3

I have had an admission for Spring semester (2019) with funding for PhD in Physics at a USA university. In my application, I mentioned that my area of interest is biophysics and experimental condensed matter physics. However, if my area of interest got changed (Assume for high energy physics or Astrophysics etc.), what happens then? Do the first two years for all PhD Physics students are the same in USA universities?

  • 2
    And your funding is from...? – Pioneer83 Oct 28 '18 at 1:27
  • Did you get admitted into a standard PhD program, or did you make further arrangements, such as skipping courses, or working with a specific advisor, etc.? If you have an offer for a standard US program (which is usually 5 years), you're probably not bound to what you mentioned as your area of interest. – nra Oct 28 '18 at 1:58
  • @anucex I'd guess from the university, as it's the norm (at least in Sciences) for most all US PhDs at the entry level – nra Oct 28 '18 at 2:00
  • I'm not from this discipline nor did I study in the US, but I'm only imagine that if the funding is not from a project that requires work on a predefined area, change wouldn't be impossible. Though, I concur with Buffy that it's highly advisable to check directly with the Department. – Pioneer83 Oct 28 '18 at 12:30
1

Since you've been admitted to what's presumably either a single institution, or a small number of institutions, it's probably more useful to try to figure out how things are handled there than what is typical. I would suggest scouring department websites, and maybe contacting your graduate coordinator, or graduate student representatives first.

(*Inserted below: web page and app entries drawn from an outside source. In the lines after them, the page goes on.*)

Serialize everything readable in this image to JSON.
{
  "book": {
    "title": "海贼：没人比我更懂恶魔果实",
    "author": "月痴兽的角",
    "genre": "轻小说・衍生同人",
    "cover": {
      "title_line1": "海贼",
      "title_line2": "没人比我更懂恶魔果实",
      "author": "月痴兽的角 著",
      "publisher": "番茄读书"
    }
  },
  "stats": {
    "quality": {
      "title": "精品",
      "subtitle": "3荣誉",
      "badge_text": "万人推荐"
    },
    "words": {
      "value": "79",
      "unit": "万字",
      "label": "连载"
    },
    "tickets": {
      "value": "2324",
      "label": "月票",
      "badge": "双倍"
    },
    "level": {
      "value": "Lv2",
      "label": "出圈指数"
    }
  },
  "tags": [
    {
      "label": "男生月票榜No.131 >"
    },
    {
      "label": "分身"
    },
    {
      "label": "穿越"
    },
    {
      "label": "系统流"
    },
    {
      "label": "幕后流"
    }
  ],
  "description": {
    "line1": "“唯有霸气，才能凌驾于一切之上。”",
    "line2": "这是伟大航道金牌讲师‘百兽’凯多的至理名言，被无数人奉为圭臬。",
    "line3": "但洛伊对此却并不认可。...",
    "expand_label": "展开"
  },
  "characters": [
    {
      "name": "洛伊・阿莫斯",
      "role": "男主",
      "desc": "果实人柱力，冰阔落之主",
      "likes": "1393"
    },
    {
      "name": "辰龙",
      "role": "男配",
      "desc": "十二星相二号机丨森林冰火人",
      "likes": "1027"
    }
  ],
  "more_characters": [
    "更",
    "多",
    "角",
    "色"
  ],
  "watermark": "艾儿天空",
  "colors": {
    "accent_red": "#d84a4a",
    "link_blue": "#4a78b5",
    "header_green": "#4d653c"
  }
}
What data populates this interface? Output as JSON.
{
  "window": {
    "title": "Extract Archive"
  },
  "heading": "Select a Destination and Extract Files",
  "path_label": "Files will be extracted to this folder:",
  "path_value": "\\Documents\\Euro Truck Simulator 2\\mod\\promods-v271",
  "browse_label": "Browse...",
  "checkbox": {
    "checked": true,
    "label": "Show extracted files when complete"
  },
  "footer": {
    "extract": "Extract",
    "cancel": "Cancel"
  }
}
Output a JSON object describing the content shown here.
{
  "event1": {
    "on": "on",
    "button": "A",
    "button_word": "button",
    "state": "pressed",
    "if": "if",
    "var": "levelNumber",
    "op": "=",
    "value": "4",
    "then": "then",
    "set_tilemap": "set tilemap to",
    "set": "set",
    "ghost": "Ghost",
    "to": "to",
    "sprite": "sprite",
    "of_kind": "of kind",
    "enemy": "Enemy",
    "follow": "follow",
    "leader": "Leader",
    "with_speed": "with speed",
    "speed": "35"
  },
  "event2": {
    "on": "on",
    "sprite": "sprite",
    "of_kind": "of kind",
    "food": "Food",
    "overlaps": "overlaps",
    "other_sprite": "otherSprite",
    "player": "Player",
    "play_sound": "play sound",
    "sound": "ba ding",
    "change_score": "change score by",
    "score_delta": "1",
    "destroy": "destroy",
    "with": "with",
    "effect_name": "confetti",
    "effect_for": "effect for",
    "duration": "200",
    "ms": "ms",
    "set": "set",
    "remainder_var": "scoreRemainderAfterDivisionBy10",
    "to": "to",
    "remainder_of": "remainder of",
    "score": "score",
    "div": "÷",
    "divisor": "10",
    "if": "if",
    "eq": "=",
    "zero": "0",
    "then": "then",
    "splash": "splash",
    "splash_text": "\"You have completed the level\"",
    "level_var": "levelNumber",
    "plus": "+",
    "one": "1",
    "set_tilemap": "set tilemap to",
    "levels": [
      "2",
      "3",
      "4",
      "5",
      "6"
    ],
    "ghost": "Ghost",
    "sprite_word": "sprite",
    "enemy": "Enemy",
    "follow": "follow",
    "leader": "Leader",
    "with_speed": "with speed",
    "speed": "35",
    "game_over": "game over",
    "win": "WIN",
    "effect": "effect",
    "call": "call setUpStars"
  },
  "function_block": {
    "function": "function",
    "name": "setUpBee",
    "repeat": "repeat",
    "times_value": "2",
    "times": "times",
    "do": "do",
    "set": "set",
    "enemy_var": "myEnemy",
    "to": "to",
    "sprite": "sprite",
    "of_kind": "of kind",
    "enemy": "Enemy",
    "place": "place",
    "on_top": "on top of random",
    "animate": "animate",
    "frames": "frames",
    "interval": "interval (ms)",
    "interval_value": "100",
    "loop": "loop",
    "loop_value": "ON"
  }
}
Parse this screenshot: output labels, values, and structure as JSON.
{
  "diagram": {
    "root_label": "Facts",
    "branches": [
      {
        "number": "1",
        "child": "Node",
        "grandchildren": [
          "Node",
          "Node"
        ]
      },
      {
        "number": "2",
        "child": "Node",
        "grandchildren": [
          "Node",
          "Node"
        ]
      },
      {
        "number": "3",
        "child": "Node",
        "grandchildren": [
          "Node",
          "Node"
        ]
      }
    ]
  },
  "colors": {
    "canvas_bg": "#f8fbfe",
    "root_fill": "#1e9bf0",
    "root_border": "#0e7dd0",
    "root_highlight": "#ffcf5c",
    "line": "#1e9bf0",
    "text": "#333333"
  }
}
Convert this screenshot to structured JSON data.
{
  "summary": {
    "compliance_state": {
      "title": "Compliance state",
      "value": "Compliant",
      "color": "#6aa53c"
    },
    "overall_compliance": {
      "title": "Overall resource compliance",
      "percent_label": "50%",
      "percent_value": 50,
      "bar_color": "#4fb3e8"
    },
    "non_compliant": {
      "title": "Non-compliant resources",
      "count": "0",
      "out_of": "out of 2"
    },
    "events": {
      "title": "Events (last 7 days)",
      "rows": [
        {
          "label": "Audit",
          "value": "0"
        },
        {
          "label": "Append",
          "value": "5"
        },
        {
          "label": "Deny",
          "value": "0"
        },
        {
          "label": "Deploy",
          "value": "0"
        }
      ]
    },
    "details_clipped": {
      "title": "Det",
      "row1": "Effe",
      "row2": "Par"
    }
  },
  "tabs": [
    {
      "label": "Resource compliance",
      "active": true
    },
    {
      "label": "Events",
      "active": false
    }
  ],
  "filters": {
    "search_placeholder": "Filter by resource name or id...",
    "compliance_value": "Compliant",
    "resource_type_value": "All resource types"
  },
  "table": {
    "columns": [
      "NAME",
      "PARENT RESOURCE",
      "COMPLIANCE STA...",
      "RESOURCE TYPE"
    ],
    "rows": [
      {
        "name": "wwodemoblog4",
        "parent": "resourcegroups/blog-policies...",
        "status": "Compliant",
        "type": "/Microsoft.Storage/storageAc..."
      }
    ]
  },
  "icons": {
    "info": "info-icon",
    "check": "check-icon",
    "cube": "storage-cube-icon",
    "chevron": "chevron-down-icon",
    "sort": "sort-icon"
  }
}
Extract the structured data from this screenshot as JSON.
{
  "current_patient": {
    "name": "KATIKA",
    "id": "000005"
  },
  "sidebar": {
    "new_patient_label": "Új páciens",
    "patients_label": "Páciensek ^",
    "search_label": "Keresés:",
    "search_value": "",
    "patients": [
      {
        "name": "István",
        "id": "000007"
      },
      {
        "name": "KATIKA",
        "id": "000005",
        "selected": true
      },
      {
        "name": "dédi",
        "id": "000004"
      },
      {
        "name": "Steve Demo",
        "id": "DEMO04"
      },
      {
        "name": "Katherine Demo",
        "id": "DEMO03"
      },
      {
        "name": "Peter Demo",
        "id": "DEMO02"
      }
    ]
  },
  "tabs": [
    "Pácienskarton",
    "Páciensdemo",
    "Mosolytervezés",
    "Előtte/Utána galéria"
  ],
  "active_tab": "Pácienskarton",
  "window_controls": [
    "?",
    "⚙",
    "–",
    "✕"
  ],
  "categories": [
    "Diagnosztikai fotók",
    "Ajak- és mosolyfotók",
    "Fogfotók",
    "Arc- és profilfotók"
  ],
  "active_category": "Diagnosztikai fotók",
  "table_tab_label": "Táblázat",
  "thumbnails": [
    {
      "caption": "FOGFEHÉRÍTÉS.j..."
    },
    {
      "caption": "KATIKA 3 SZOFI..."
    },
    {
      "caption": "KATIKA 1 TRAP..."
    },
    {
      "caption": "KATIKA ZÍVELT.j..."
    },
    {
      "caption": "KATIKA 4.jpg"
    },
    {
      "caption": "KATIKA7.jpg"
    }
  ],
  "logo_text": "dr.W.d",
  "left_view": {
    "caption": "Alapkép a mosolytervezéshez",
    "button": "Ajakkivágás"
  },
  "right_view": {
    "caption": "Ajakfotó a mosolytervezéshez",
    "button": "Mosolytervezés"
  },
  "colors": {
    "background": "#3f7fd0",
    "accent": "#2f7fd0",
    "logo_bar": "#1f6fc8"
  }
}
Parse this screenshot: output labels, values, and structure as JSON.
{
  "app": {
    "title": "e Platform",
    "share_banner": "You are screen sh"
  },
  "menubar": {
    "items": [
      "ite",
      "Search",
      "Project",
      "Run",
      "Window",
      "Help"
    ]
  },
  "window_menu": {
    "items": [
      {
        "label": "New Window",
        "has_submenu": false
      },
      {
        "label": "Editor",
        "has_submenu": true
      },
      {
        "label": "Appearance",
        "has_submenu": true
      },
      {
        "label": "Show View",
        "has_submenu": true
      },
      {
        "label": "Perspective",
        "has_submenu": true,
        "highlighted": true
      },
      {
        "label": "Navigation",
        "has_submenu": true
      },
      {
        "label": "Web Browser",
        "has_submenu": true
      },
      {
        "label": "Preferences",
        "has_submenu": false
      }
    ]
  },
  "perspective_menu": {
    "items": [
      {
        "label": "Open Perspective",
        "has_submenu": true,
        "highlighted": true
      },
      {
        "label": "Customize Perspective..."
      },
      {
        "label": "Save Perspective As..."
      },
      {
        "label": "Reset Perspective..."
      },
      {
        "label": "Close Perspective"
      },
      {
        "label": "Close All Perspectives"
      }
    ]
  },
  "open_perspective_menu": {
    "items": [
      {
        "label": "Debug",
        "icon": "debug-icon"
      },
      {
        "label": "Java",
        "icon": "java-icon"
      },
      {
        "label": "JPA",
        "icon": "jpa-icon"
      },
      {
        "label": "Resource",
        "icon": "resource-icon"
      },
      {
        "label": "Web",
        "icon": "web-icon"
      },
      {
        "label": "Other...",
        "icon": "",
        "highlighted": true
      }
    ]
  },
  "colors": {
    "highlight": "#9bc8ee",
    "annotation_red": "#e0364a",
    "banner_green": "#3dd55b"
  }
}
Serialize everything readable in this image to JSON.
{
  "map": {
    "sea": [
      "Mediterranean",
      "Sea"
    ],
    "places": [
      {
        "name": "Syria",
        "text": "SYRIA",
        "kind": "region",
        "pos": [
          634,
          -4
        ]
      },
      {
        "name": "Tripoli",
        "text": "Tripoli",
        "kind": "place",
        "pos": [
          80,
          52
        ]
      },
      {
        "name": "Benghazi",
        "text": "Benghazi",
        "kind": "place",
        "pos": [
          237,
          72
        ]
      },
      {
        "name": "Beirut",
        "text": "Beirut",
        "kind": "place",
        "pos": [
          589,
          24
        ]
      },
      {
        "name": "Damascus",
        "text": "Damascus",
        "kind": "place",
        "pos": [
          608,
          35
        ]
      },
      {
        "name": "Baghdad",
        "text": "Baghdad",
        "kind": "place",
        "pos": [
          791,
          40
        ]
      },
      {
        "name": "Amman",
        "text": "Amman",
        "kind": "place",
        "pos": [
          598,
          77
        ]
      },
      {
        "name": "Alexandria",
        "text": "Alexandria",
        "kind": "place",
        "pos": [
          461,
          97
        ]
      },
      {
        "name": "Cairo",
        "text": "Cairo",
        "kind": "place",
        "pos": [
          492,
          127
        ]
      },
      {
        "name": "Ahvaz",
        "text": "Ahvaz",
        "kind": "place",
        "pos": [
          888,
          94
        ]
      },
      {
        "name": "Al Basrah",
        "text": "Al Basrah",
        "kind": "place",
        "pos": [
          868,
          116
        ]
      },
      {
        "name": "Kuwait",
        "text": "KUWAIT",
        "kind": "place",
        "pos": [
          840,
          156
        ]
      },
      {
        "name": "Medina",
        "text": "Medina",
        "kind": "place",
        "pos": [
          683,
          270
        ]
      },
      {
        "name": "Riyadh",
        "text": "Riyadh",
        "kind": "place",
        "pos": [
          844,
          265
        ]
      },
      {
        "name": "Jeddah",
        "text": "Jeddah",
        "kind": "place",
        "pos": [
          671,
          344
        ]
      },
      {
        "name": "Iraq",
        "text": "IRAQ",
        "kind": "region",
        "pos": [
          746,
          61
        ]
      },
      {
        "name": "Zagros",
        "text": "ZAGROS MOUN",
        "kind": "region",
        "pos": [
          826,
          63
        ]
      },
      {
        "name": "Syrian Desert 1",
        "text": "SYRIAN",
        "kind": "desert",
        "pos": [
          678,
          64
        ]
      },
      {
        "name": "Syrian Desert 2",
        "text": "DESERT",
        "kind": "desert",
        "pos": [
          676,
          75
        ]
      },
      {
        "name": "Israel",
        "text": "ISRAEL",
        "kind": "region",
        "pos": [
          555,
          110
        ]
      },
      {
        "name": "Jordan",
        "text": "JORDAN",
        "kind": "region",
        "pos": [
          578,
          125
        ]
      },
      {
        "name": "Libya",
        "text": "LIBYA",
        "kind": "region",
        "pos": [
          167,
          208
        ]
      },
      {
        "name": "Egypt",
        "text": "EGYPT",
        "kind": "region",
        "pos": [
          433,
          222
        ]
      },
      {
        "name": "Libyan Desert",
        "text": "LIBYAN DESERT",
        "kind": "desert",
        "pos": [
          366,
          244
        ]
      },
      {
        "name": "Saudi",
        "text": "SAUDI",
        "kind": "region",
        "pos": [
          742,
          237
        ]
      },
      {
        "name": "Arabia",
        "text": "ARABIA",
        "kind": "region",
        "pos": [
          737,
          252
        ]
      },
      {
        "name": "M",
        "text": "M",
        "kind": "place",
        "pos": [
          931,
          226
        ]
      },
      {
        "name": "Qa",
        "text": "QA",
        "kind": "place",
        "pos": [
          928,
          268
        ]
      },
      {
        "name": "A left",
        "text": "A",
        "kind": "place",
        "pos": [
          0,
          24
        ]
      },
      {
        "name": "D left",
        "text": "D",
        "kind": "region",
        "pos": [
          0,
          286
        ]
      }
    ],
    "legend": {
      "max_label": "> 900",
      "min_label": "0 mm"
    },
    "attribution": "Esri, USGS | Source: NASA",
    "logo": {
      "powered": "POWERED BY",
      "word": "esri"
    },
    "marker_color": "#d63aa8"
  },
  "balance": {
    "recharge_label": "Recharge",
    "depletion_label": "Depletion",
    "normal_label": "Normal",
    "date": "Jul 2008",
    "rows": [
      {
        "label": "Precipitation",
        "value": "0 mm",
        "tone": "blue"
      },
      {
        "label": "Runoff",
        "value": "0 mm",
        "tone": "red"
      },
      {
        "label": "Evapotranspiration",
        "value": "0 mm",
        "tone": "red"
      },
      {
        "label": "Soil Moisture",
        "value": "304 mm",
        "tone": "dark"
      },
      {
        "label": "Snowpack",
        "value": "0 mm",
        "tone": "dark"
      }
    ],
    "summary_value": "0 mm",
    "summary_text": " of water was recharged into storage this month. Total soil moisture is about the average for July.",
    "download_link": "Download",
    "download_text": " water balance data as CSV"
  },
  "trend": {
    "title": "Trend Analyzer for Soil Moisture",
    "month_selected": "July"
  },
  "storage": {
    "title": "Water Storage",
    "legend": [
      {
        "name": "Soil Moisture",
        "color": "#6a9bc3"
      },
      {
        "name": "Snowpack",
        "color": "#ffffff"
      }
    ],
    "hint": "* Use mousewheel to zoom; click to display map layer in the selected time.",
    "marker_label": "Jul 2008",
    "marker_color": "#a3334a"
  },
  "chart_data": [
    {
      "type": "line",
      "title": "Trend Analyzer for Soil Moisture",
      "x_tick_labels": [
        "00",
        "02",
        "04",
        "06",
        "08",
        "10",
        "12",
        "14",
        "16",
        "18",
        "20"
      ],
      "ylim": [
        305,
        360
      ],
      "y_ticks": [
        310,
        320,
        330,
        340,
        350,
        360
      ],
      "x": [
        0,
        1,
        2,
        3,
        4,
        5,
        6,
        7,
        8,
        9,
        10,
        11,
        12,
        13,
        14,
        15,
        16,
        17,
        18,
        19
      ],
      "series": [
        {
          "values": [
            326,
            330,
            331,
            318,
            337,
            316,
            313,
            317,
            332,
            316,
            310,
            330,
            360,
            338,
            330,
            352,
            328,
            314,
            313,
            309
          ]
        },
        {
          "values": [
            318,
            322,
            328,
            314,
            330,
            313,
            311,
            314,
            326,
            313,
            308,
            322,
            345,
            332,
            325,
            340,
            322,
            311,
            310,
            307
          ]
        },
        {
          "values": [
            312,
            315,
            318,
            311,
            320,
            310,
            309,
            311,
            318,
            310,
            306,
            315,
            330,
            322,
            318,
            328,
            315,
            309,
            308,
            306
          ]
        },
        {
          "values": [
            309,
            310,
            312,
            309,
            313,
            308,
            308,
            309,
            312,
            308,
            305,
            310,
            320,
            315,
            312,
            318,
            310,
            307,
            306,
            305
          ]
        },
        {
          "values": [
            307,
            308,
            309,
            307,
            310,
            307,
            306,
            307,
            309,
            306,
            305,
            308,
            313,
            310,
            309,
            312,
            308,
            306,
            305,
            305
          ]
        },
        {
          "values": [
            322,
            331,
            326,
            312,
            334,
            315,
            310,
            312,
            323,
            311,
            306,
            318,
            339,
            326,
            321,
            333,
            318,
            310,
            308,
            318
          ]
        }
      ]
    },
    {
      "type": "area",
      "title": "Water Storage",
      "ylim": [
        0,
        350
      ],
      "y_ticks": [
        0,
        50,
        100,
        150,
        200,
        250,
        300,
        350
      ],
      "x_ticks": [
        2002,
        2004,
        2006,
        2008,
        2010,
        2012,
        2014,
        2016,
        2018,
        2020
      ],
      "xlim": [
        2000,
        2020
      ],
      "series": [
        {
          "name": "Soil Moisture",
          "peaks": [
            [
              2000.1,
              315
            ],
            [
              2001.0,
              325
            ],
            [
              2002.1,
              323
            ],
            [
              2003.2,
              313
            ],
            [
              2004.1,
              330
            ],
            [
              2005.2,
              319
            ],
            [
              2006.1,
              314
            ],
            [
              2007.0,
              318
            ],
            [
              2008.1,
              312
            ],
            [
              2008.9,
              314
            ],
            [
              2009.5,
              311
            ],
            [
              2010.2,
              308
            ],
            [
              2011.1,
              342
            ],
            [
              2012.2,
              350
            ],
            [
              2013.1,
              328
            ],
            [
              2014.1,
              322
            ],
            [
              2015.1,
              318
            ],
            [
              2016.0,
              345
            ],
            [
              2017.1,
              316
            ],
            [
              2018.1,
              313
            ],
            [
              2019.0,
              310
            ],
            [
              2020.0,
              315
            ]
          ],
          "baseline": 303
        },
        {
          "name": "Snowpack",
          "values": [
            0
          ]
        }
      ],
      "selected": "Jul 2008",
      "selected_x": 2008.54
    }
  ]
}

That said, if you care for generalities, here are a couple. First thing to note is that the stated research interest is unlikely to be binding. If you can find an advisor to work with, that's all that matters, regardless of field. Changing interests is fairly common, but perhaps not between two extremes. However, the selection of admitted students tends to depend on the available funding, which varies with field. Thus, being able to switch to e.g. astrophysics isn't necessarily easy in practice, particularly if it's a small department. (Now, if you come in with your own funding you can do whatever you want, at least as far as the department is concerned. Of course, whoever granted you that funding might think differently...)

Second, there tends to be a number of mandatory courses for all students, and also field-dependent mandatory courses, and elective ones. (Obviously, biophysics and high energy require very different courses.) Due to these electives, and being able to take classes in different orders, the first two years would not be the same for everyone, but time isn't necessarily wasted if you change interests either. Further, a lot of students find their advisor during/after the first year, and would start their research during the summer semester and second year.

Yet, as I said, that's just a quick rundown of the typical situation. You'd most likely be better served looking up the rules and options for your specific situation.

| improve this answer | |
-1

In Math or CS this would probably be no problem at all as you haven't yet chosen an advisor. In Physics or Chemistry, however, in fields that require a lot of lab work, you may possibly already be assigned to a lab. If that is the case you might have some difficulty switching after you start.

I think your best course of action is to raise this issue with the institution to see where you are precisely and what your options are.

While I think it likely that without an MS you have some flexibility at entry, only the specific department can give you the proper advice. Talk to them.

| improve this answer | |
  • 2
    I know of exactly one chemistry or physics department (out of hundreds) in the US in which entering graduate students are already assigned to a lab, and even that one I'm not sure of. I can't imagine what you're basing your answer on. – Raghu Parthasarathy Oct 28 '18 at 2:33
  • @RaghuParthasarathy, other questions here seem to indicate that it happens elsewhere in the world. I though it best to recommend checking rather than making an assumption. – Buffy Oct 28 '18 at 12:00

Your Answer

By clicking “Post Your Answer”, you agree to our terms of service, privacy policy and cookie policy

Not the answer you're looking for? Browse other questions tagged or ask your own question.